Let’s explore the statute of limitations and the differences between misdemeanors and felonies in relation to when the “clock starts”, so to speak.
What is the Statute of Limitations?
The statute of limitations for a crime refers to the maximum time after an event within which legal proceedings may be initiated. Obviously this time frame is different depending on both the category of criminal activity and the severity of the charge, so how does it relate to driving under the influence?
For DUI in California
An important note regarding the statute of limitations for DUI is that the severity of the crime can affect the window of time that the state can pursue legal proceedings. This is called “tolling”, which will be discussed in a later section.
For now, the stated statute of limitations for DUI in California is as follows:
- Misdemeanor DUI: The statute of limitations is typically 1 year from the date of the offense.
- Felony DUI: The statute of limitations extends to 3 years.
When Does the Clock Start?
The date of the offense is the day that the statute of limitations begins counting down, meaning that the state will begin the process of charging the offender. This can take the form of a formal complaint from the state, an arrest warrant, or an arraignment.
Many wonder how the statute of limitations functions if the offense goes undiscovered until a later date. In situations like that, the time begins on the date of the discovery of the offense.
Exceptions to the Rule
There are circumstances under which the statute of limitations can be extended or tolled:
- Absence from the State: If the accused leaves California, the clock may be paused until they return. Keep in mind that the time is not erased, but simply held, and there exist interstate agencies which ensure that justice can be served across state lines.
- Concealment of the Crime: If efforts are made to conceal the crime, this could potentially extend the time limit. If concealment is discovered and presented during your proceedings, however, that may lead to a more severe punishment, which can include jail time, a license suspension, and extended jail time.
What You’ve Learned
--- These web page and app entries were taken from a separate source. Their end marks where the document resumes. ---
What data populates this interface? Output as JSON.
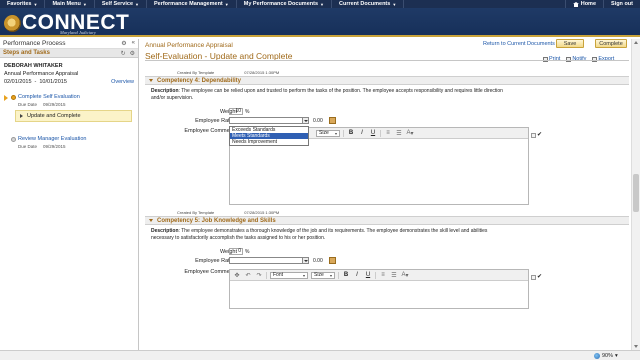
{
  "topnav": {
    "items": [
      "Favorites",
      "Main Menu",
      "Self Service",
      "Performance Management",
      "My Performance Documents",
      "Current Documents"
    ],
    "home": "Home",
    "signout": "Sign out"
  },
  "header": {
    "logo": "CONNECT",
    "subtitle": "Maryland Judiciary"
  },
  "left": {
    "title": "Performance Process",
    "steps_title": "Steps and Tasks",
    "employee_name": "DEBORAH WHITAKER",
    "document": "Annual Performance Appraisal",
    "start": "02/01/2015",
    "dash": "-",
    "end": "10/01/2015",
    "overview": "Overview",
    "steps": [
      {
        "name": "Complete Self Evaluation",
        "due_label": "Due Date",
        "due": "09/29/2015"
      },
      {
        "name": "Review Manager Evaluation",
        "due_label": "Due Date",
        "due": "09/29/2015"
      }
    ],
    "active_sub": "Update and Complete"
  },
  "main": {
    "doc_title": "Annual Performance Appraisal",
    "page_title": "Self-Evaluation - Update and Complete",
    "return_link": "Return to Current Documents",
    "save": "Save",
    "complete": "Complete",
    "actions": {
      "print": "Print",
      "notify": "Notify",
      "export": "Export"
    },
    "meta": {
      "created_by": "Created By Template",
      "created_on": "07/28/2015 1:30PM"
    },
    "sections": [
      {
        "header": "Competency 4: Dependability",
        "desc_label": "Description",
        "desc": ": The employee can be relied upon and trusted to perform the tasks of the position. The employee accepts responsibility and requires little direction and/or supervision.",
        "weight_label": "Weight",
        "weight": "10",
        "pct": "%",
        "rating_label": "Employee Rating",
        "score": "0.00",
        "comments_label": "Employee Comments",
        "options": [
          "Exceeds Standards",
          "Meets Standards",
          "Needs Improvement"
        ],
        "selected_option": "Meets Standards"
      },
      {
        "header": "Competency 5: Job Knowledge and Skills",
        "desc_label": "Description",
        "desc": ": The employee demonstrates a thorough knowledge of the job and its requirements. The employee demonstrates the skill level and abilities necessary to satisfactorily accomplish the tasks assigned to his or her position.",
        "weight_label": "Weight",
        "weight": "0",
        "pct": "%",
        "rating_label": "Employee Rating",
        "score": "0.00",
        "comments_label": "Employee Comments"
      }
    ],
    "toolbar": {
      "font": "Font",
      "size": "Size",
      "bold": "B",
      "italic": "I",
      "underline": "U",
      "color": "A"
    }
  },
  "status": {
    "zoom": "90%"
  }
}
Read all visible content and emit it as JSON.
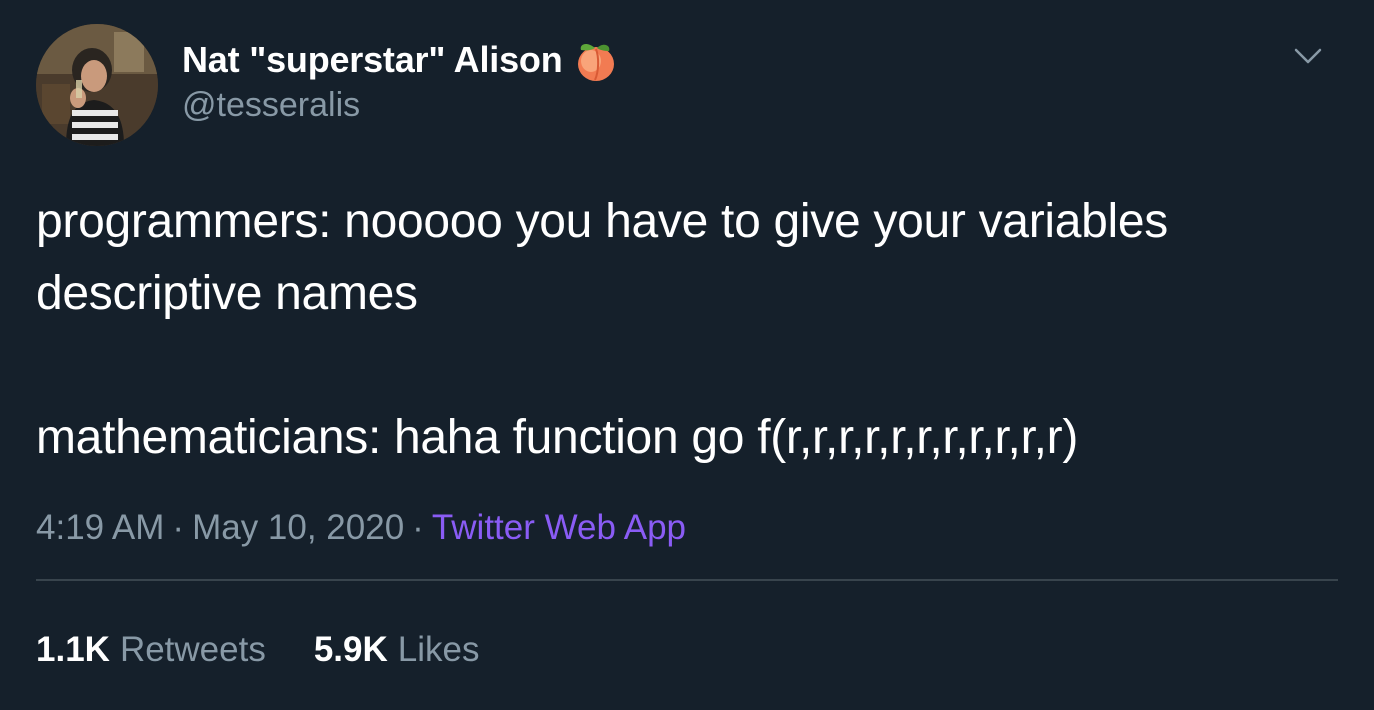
{
  "tweet": {
    "author": {
      "display_name": "Nat \"superstar\" Alison",
      "emoji_icon": "peach-icon",
      "handle": "@tesseralis"
    },
    "menu_icon": "chevron-down-icon",
    "body": {
      "line1": "programmers: nooooo you have to give your variables",
      "line2": "descriptive names",
      "line3": "mathematicians: haha function go f(r,r,r,r,r,r,r,r,r,r,r)"
    },
    "meta": {
      "time": "4:19 AM",
      "separator": "·",
      "date": "May 10, 2020",
      "source": "Twitter Web App"
    },
    "stats": {
      "retweets_count": "1.1K",
      "retweets_label": "Retweets",
      "likes_count": "5.9K",
      "likes_label": "Likes"
    }
  },
  "colors": {
    "background": "#15202b",
    "text_primary": "#ffffff",
    "text_secondary": "#8899a6",
    "source_link": "#8a5cf5",
    "divider": "#38444d"
  }
}
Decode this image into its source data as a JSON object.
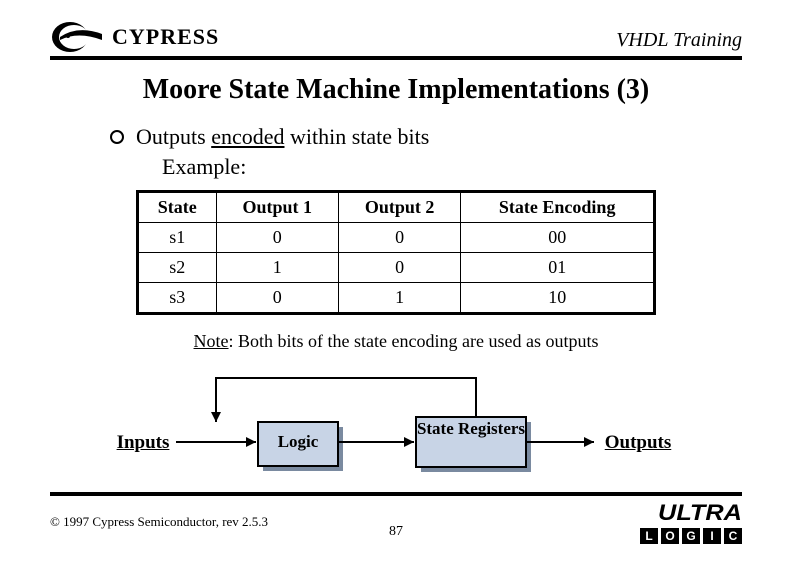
{
  "header": {
    "brand": "CYPRESS",
    "course": "VHDL Training"
  },
  "title": "Moore State Machine Implementations (3)",
  "bullet": {
    "pre": "Outputs ",
    "encoded": "encoded",
    "post": " within state bits"
  },
  "example_label": "Example:",
  "table": {
    "headers": [
      "State",
      "Output 1",
      "Output 2",
      "State Encoding"
    ],
    "rows": [
      [
        "s1",
        "0",
        "0",
        "00"
      ],
      [
        "s2",
        "1",
        "0",
        "01"
      ],
      [
        "s3",
        "0",
        "1",
        "10"
      ]
    ]
  },
  "note": {
    "label": "Note",
    "text": ": Both bits of the state encoding are used as outputs"
  },
  "diagram": {
    "inputs": "Inputs",
    "logic": "Logic",
    "state_registers": "State Registers",
    "outputs": "Outputs"
  },
  "footer": {
    "copyright": "© 1997 Cypress Semiconductor, rev 2.5.3",
    "page": "87",
    "ultra": "ULTRA",
    "logic_letters": [
      "L",
      "O",
      "G",
      "I",
      "C"
    ]
  }
}
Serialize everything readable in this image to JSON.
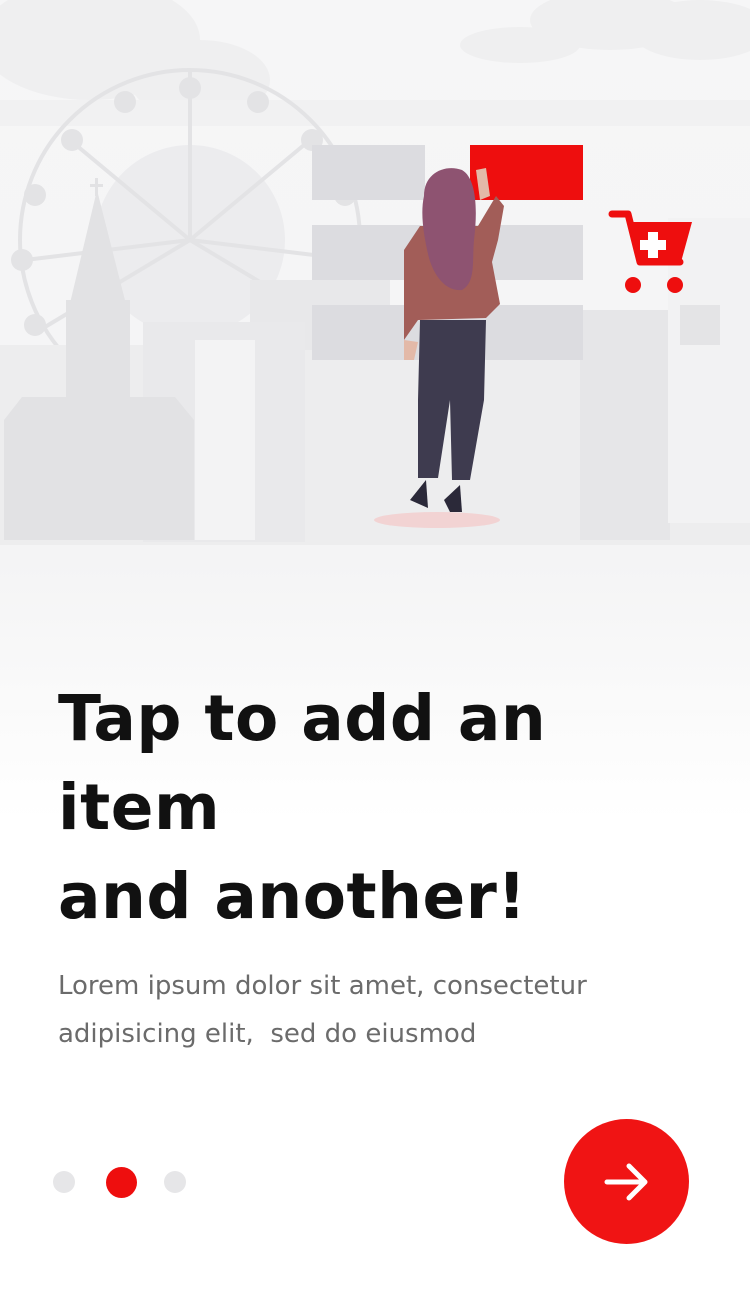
{
  "onboarding": {
    "headline_line1": "Tap to add an",
    "headline_line2": "item",
    "headline_line3": "and another!",
    "description": "Lorem ipsum dolor sit amet, consectetur\nadipisicing elit,  sed do eiusmod",
    "pagination": {
      "total_pages": 3,
      "current_page": 2
    },
    "next_button_icon": "arrow-right-icon",
    "illustration_icons": [
      "woman-figure",
      "add-to-cart-icon",
      "ferris-wheel",
      "church-building",
      "city-buildings"
    ]
  },
  "colors": {
    "accent": "#ee0e0e",
    "headline": "#111111",
    "body": "#6b6b6b",
    "dot_inactive": "#e6e6e8",
    "background": "#ffffff"
  }
}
The statute of limitations for DUI in California plays a critical role in the legal process, balancing the need for timely prosecution with the protection of individual rights. Understanding this statute, along with its exceptions and implications, is essential for those navigating the complexities of DUI law in California.